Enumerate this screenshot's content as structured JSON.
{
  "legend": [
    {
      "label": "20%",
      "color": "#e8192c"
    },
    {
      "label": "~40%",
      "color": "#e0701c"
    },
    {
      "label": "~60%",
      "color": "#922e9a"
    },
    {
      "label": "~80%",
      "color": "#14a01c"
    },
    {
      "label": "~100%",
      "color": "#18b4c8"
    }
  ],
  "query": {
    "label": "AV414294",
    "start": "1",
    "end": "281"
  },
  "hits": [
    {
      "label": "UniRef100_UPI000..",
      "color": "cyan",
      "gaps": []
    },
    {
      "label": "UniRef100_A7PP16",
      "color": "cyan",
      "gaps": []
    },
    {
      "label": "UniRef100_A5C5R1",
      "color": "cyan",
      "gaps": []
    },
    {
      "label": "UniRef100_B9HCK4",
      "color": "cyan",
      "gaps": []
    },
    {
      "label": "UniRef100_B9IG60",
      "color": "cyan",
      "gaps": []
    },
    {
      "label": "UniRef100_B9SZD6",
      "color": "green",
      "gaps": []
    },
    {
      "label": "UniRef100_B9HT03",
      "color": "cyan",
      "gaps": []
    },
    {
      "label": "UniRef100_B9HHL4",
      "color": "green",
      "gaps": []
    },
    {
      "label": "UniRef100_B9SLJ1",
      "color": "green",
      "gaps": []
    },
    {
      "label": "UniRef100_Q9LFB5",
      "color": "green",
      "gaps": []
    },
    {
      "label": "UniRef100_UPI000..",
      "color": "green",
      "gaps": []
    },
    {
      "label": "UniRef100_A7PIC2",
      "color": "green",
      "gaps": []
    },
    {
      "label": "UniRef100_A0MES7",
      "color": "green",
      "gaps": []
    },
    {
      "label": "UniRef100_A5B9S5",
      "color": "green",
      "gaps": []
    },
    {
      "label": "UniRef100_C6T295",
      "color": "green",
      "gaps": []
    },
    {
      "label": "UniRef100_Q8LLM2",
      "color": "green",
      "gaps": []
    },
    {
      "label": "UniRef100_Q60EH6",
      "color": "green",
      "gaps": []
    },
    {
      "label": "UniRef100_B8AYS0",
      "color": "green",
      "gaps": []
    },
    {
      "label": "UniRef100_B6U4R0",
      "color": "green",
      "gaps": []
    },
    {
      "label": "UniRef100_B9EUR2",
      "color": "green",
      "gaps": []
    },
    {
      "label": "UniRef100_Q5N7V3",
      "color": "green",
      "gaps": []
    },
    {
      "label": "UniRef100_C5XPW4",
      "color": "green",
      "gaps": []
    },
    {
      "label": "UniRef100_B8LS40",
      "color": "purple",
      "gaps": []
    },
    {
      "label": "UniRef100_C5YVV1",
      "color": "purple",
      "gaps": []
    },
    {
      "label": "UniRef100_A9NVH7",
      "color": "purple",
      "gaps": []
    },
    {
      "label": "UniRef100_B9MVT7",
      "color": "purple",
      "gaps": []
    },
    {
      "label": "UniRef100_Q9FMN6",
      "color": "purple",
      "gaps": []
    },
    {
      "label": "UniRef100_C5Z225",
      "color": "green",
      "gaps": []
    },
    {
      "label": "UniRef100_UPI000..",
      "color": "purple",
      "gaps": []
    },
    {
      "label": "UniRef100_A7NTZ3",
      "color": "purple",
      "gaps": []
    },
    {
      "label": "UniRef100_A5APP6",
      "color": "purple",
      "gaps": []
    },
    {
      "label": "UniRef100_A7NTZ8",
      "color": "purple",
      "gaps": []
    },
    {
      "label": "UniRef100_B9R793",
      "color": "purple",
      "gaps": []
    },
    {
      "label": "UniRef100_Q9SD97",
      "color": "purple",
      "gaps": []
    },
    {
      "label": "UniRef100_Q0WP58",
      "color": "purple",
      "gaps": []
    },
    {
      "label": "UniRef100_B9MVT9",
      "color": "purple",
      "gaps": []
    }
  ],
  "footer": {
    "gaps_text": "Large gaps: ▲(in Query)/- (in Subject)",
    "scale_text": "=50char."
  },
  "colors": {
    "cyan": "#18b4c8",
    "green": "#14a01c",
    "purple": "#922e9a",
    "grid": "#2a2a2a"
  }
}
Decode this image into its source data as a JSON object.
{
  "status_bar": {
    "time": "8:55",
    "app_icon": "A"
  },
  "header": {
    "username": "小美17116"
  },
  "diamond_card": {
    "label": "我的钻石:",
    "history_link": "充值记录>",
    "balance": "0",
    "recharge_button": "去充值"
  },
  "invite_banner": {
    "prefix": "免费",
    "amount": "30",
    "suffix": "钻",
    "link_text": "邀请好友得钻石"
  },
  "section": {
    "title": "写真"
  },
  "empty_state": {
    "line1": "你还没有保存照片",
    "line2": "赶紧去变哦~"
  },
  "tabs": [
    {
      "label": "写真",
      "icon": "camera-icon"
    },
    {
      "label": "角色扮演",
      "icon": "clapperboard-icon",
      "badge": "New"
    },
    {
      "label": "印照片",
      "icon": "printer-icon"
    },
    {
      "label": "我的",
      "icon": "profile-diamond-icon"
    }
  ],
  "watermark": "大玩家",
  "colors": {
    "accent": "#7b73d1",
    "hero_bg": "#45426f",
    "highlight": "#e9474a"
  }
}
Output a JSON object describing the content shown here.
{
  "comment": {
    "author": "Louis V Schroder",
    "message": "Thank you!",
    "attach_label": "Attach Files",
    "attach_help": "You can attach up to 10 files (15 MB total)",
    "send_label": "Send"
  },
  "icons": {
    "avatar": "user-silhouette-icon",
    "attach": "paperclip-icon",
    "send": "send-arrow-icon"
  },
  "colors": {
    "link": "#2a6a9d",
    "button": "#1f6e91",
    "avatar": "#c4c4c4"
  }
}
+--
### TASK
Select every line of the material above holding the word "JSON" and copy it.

### RESPONSE TO THIS EXERCISE
Enumerate this screenshot's content as structured JSON.
Decode this image into its source data as a JSON object.
Output a JSON object describing the content shown here.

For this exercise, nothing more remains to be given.